Baron Davis, the No. 3 overall pick of the 1999 draft, said the D-League "is my NBA right now." Stephen Pellegrino/NBAE/Getty Images
While an NBA return remains the ultimate goal, just suiting up for the Sevens was a personal victory for Davis. The last time the basketball world saw Davis, he pressed his hands to his head in pain as he was taken off the MSG court on a stretcher.
Davis crumbled when his knee gave out as he dribbled upcourt on a fast break. Some players looked away as replays of the gruesome injury were shown on the overhead video board.
Davis also suffered a partial tear of the patella tendon and was told he would need at least a year to recover. It took almost three.
"When I got hurt, I kind of wanted to give myself amnesia as far as being a basketball player," Davis said.
What fueled his rehabilitation, though, was what Davis could not forget -- the final image of himself on the court was on a stretcher, not walking away on his own terms.
He played pickup games in the Los Angeles area with NBA players and worked out at his alma mater, UCLA. Davis -- who averaged 16.1 points and 7.2 assists over 835 career games -- truly got the itch to return around November. His agent put out feelers and there were offers from the ABA and overseas, but Davis stayed patient, and his name was entered early this year in the D-League available-player pool.
Davis sat unclaimed, unwanted.
The Sevens had two of the top D-League guards until Sean Kilpatrick and Jordan McRae, their top scorers, recently signed 10-day NBA contracts with Brooklyn and Cleveland, respectively.
So why not take a run at Davis?
The 87ers are affiliated with the 76ers. Davis is free to sign with any NBA team, but he isn't expecting a call-up any time soon.
"I made it this far, which is crazy," he said. "This is my NBA right now."

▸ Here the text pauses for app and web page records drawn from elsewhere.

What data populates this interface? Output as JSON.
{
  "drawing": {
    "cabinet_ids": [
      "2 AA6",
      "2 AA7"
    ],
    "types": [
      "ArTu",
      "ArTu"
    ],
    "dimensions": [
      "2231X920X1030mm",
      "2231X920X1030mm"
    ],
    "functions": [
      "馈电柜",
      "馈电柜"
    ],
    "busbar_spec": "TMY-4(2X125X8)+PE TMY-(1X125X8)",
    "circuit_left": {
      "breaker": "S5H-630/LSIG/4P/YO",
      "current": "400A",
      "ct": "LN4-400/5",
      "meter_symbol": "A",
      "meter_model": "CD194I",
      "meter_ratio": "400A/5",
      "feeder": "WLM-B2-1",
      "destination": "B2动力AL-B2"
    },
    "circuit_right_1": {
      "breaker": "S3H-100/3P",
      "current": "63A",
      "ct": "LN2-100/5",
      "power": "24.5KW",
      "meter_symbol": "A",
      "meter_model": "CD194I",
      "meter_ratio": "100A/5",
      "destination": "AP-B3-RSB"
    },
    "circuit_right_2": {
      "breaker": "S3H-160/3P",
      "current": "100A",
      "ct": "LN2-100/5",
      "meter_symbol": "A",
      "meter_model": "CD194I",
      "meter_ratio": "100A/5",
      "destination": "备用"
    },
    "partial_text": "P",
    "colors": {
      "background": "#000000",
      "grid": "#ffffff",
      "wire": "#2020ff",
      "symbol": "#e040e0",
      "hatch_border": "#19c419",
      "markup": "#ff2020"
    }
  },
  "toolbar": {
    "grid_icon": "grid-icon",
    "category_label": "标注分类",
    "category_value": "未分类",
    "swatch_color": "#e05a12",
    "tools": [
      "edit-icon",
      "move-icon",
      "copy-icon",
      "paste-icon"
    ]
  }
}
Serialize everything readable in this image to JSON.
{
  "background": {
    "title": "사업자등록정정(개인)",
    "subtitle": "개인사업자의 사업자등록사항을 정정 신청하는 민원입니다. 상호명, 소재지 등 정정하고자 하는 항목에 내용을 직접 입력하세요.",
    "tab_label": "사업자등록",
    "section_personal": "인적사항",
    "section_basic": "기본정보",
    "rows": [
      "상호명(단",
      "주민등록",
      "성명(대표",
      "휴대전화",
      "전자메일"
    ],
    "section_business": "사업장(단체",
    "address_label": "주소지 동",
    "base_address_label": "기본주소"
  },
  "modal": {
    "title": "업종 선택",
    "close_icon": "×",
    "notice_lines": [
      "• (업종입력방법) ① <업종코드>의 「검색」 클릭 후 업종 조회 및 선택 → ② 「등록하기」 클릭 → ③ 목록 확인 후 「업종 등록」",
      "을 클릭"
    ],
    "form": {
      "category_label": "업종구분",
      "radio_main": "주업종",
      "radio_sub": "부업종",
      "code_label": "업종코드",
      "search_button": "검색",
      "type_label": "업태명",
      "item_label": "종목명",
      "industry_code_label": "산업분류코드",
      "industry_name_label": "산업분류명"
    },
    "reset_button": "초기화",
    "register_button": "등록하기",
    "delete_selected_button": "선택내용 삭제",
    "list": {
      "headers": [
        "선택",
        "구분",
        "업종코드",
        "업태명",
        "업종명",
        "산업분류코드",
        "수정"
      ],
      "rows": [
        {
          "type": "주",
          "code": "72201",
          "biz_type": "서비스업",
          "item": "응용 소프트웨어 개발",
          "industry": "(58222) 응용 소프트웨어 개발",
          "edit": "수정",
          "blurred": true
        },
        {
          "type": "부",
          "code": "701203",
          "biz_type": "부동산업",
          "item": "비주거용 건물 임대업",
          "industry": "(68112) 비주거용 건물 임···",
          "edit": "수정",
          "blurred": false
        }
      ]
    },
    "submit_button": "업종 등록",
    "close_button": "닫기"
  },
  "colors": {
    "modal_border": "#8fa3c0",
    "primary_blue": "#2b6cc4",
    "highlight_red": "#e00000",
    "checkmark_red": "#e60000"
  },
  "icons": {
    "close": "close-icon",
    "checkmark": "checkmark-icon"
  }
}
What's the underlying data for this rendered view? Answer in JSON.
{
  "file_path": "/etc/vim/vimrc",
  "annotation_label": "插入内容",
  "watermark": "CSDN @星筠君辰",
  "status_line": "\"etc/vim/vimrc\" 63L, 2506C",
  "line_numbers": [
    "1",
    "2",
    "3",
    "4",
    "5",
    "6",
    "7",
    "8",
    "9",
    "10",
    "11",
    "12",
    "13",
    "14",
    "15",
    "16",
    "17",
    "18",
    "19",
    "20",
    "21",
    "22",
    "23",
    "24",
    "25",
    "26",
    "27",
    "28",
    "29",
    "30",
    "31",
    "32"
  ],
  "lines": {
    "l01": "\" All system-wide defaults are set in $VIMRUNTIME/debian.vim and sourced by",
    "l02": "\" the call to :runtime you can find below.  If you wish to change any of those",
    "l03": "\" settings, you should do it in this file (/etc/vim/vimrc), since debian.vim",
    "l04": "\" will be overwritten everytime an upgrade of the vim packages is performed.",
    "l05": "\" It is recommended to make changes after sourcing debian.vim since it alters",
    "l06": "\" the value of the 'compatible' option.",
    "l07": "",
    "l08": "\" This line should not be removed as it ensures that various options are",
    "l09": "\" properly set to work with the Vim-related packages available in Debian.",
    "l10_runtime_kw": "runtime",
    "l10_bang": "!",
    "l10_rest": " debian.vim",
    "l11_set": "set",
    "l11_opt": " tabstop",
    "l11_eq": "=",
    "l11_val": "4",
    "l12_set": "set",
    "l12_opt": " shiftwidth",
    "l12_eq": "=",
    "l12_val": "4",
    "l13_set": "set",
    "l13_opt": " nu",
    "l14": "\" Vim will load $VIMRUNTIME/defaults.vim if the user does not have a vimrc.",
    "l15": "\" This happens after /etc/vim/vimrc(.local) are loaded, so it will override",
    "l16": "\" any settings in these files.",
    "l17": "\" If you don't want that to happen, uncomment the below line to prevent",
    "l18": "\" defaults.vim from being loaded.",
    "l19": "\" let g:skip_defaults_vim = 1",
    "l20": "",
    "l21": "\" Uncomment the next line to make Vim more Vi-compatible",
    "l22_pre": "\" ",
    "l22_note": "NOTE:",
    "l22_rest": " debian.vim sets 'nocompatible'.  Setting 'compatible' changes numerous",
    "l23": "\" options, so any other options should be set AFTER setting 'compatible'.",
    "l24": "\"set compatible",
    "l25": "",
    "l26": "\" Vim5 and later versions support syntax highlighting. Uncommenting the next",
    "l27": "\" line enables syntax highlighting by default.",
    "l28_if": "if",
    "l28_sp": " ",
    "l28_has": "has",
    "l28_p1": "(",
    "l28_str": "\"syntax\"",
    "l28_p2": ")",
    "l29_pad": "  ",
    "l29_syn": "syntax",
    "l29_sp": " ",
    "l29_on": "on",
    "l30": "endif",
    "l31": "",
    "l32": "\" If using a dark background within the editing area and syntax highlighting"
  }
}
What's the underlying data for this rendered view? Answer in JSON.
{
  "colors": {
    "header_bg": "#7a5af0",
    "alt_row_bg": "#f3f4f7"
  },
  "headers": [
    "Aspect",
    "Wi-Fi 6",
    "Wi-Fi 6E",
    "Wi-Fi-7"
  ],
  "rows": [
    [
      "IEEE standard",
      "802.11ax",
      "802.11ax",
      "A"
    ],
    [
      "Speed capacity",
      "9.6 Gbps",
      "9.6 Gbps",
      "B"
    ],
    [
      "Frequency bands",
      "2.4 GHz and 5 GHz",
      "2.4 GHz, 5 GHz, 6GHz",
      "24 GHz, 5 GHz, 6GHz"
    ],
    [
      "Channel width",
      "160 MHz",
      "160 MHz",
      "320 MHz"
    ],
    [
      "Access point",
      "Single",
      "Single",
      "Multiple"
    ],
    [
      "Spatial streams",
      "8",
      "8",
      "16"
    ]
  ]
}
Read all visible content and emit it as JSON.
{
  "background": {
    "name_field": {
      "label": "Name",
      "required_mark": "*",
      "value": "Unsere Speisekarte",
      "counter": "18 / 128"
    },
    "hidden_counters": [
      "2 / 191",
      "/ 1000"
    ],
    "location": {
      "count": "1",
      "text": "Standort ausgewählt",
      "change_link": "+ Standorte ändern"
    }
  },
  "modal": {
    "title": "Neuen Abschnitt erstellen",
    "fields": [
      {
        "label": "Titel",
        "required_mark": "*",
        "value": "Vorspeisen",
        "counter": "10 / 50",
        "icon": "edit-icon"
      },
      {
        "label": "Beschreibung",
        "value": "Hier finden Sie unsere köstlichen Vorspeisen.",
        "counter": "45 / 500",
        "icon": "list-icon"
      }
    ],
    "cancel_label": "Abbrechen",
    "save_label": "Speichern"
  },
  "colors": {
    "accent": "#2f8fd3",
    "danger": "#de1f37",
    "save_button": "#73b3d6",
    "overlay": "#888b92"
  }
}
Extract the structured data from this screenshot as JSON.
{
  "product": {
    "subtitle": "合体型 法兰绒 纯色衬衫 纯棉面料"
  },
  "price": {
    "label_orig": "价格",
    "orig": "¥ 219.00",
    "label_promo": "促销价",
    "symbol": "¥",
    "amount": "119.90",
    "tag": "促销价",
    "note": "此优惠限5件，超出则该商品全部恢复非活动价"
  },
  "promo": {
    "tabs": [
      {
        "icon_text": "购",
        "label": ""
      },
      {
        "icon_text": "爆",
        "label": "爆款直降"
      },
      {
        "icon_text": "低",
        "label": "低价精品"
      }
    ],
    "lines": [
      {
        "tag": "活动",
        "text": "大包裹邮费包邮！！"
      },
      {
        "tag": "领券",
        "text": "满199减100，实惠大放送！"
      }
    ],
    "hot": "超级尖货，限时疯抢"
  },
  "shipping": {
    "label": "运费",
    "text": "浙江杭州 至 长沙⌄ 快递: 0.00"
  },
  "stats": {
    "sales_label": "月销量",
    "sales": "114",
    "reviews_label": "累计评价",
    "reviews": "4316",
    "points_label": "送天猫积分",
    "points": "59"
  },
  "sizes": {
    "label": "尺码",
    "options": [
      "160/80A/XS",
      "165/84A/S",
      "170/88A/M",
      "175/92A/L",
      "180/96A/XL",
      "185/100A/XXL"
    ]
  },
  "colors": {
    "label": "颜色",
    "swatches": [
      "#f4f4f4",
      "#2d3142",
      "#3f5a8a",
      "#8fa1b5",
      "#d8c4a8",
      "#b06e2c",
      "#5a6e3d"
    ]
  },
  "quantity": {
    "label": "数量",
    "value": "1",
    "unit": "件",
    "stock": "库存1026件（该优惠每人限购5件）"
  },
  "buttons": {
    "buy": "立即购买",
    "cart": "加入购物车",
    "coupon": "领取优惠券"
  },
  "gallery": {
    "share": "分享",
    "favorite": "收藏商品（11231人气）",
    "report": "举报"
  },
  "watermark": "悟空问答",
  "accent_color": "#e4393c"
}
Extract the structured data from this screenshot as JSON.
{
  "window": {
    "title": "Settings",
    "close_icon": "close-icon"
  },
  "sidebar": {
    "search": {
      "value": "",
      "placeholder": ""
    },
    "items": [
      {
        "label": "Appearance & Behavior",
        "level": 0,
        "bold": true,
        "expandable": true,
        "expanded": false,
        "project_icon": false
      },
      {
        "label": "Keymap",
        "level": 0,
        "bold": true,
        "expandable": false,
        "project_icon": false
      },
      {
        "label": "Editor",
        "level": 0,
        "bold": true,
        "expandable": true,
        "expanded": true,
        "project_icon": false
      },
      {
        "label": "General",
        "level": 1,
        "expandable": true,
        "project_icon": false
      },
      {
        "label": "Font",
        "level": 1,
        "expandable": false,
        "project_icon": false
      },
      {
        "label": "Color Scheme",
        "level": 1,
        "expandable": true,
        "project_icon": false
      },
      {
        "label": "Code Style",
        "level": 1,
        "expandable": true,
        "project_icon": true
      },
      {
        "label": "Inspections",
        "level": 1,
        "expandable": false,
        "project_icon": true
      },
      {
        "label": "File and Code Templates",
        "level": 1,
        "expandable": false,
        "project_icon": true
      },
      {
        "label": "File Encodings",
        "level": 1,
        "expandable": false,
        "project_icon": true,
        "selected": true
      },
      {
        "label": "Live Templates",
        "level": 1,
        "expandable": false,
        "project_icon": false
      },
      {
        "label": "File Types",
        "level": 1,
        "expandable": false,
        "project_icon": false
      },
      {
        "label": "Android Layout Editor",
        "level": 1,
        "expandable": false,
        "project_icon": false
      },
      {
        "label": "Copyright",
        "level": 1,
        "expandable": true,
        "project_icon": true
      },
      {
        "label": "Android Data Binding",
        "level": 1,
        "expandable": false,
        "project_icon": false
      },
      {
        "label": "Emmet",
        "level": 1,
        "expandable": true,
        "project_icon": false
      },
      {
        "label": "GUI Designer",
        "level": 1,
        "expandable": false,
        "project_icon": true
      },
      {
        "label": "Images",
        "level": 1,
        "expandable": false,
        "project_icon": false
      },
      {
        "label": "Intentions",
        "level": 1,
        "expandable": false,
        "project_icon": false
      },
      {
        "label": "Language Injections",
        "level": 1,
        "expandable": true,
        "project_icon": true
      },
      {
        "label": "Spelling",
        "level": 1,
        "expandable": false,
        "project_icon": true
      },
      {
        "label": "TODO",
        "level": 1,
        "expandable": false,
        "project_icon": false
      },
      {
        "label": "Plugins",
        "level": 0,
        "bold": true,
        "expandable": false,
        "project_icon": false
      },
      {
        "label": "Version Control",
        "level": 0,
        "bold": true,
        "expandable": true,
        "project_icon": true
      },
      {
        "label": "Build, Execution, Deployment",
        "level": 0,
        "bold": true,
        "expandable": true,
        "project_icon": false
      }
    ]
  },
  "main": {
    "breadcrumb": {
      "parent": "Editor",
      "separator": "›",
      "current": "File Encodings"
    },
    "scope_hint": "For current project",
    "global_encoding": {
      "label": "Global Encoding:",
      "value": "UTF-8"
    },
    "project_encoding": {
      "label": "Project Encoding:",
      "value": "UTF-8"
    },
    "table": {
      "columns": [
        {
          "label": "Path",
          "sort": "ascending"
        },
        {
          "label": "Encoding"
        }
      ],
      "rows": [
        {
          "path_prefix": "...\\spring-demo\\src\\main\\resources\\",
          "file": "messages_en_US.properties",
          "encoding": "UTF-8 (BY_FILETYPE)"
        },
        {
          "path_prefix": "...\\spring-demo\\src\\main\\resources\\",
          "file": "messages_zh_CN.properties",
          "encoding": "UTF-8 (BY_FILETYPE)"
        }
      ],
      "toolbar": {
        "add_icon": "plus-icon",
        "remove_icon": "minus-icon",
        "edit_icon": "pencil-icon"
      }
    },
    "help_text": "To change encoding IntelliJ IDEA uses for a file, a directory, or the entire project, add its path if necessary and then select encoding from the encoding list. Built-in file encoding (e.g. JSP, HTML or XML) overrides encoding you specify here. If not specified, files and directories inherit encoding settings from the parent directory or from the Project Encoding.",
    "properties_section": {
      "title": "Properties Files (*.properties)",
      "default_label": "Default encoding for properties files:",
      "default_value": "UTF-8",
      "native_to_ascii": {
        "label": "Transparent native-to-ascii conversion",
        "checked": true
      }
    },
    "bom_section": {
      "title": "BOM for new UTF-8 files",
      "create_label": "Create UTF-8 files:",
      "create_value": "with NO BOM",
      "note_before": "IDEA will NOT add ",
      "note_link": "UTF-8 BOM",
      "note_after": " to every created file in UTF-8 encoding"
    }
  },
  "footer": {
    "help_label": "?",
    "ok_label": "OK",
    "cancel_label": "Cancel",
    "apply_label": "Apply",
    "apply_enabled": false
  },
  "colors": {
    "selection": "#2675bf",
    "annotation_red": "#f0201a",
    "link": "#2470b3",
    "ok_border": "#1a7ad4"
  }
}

Davis practiced once, went through shootaround with the Sevens and entered for the first time with 6:44 left in the first quarter. He missed a pull-up jumper on his first shot, then slammed home two points with 1:06 left in the quarter.
"He's so smart; that's the thing that stood out above everything. I don't know if that's an indictment on our guys or if he's a just a guy with that much experience," Sevens coach Kevin Young said, laughing.
Davis took the microphone before the game, thanked fans for attending and wished "best of luck for both teams."
Davis will ride the team bus at 5 a.m. Saturday to hit the airport for the first of two commercial flights to Iowa for the next game. No first class. No gourmet meals. And the Ritz Carlton? Try a night at the Quality Inn.
"The fact that Baron's doing this, you've got to love basketball," Young said. "I don't know if he knows exactly what he's getting into."